Information provided:
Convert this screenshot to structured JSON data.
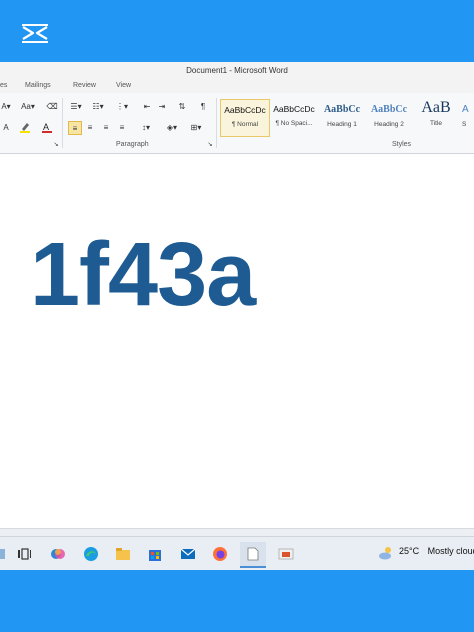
{
  "app": {
    "brand_icon": "capcut-logo-icon"
  },
  "word": {
    "title": "Document1 - Microsoft Word",
    "tabs": [
      "es",
      "Mailings",
      "Review",
      "View"
    ],
    "groups": {
      "paragraph": "Paragraph",
      "styles": "Styles"
    },
    "styles": [
      {
        "sample": "AaBbCcDc",
        "name": "¶ Normal"
      },
      {
        "sample": "AaBbCcDc",
        "name": "¶ No Spaci..."
      },
      {
        "sample": "AaBbCc",
        "name": "Heading 1"
      },
      {
        "sample": "AaBbCc",
        "name": "Heading 2"
      },
      {
        "sample": "AaB",
        "name": "Title"
      },
      {
        "sample": "A",
        "name": "S"
      }
    ],
    "document_text": "1f43a",
    "colors": {
      "heading_text": "#1e5b92",
      "accent_band": "#2196f3"
    }
  },
  "taskbar": {
    "weather_temp": "25°C",
    "weather_desc": "Mostly cloudy"
  }
}
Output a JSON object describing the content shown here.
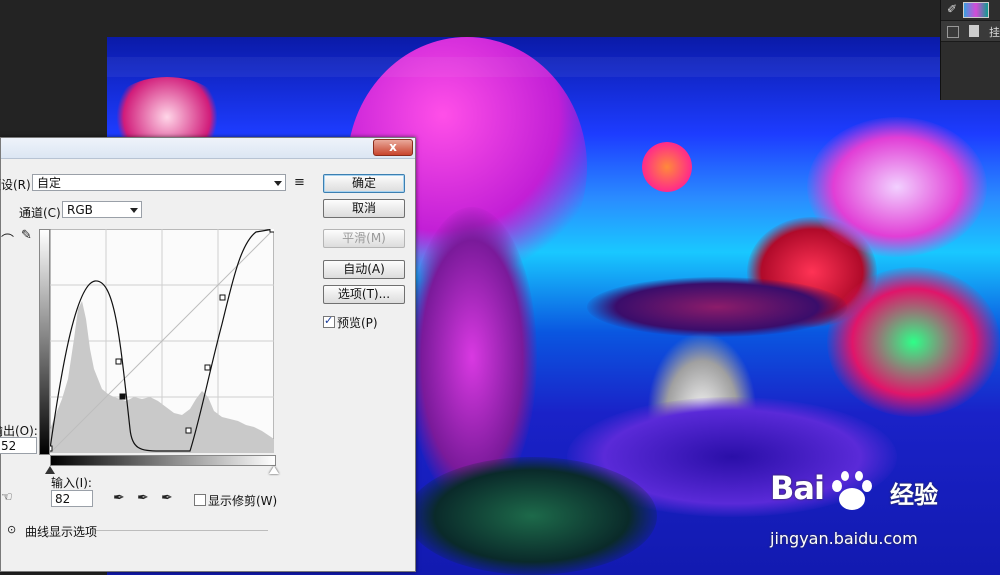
{
  "curves_dialog": {
    "preset_label": "预设(R):",
    "preset_value": "自定",
    "channel_label": "通道(C):",
    "channel_value": "RGB",
    "buttons": {
      "ok": "确定",
      "cancel": "取消",
      "smooth": "平滑(M)",
      "auto": "自动(A)",
      "options": "选项(T)..."
    },
    "preview_label": "预览(P)",
    "preview_checked": true,
    "output_label": "输出(O):",
    "output_value": "52",
    "input_label": "输入(I):",
    "input_value": "82",
    "show_clipping_label": "显示修剪(W)",
    "show_clipping_checked": false,
    "curve_display_options_label": "曲线显示选项",
    "close_glyph": "x"
  },
  "layers_panel": {
    "layer_label": "挂"
  },
  "watermark": {
    "brand": "Bai",
    "brand_suffix": "经验",
    "url": "jingyan.baidu.com"
  },
  "icons": [
    "close-icon",
    "preset-menu-icon",
    "curve-edit-icon",
    "pencil-icon",
    "hand-target-icon",
    "eyedropper-black-icon",
    "eyedropper-gray-icon",
    "eyedropper-white-icon",
    "expand-chevron-icon",
    "paw-logo-icon"
  ]
}
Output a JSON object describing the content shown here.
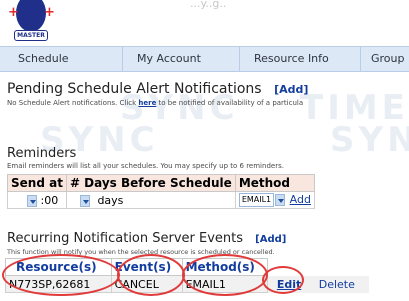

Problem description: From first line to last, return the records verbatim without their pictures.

Solved exercise:
Convert this screenshot to structured JSON data.
{
  "app": {
    "brand_icon": "capcut-logo-icon"
  },
  "word": {
    "title": "Document1 - Microsoft Word",
    "tabs": [
      "es",
      "Mailings",
      "Review",
      "View"
    ],
    "groups": {
      "paragraph": "Paragraph",
      "styles": "Styles"
    },
    "styles": [
      {
        "sample": "AaBbCcDc",
        "name": "¶ Normal"
      },
      {
        "sample": "AaBbCcDc",
        "name": "¶ No Spaci..."
      },
      {
        "sample": "AaBbCc",
        "name": "Heading 1"
      },
      {
        "sample": "AaBbCc",
        "name": "Heading 2"
      },
      {
        "sample": "AaB",
        "name": "Title"
      },
      {
        "sample": "A",
        "name": "S"
      }
    ],
    "document_text": "1f43a",
    "colors": {
      "heading_text": "#1e5b92",
      "accent_band": "#2196f3"
    }
  },
  "taskbar": {
    "weather_temp": "25°C",
    "weather_desc": "Mostly cloudy"
  }
}
Output a JSON object describing the content shown here.
{
  "curves_dialog": {
    "preset_label": "预设(R):",
    "preset_value": "自定",
    "channel_label": "通道(C):",
    "channel_value": "RGB",
    "buttons": {
      "ok": "确定",
      "cancel": "取消",
      "smooth": "平滑(M)",
      "auto": "自动(A)",
      "options": "选项(T)..."
    },
    "preview_label": "预览(P)",
    "preview_checked": true,
    "output_label": "输出(O):",
    "output_value": "52",
    "input_label": "输入(I):",
    "input_value": "82",
    "show_clipping_label": "显示修剪(W)",
    "show_clipping_checked": false,
    "curve_display_options_label": "曲线显示选项",
    "close_glyph": "x"
  },
  "layers_panel": {
    "layer_label": "挂"
  },
  "watermark": {
    "brand": "Bai",
    "brand_suffix": "经验",
    "url": "jingyan.baidu.com"
  },
  "icons": [
    "close-icon",
    "preset-menu-icon",
    "curve-edit-icon",
    "pencil-icon",
    "hand-target-icon",
    "eyedropper-black-icon",
    "eyedropper-gray-icon",
    "eyedropper-white-icon",
    "expand-chevron-icon",
    "paw-logo-icon"
  ]
}
Output a JSON object describing the content shown here.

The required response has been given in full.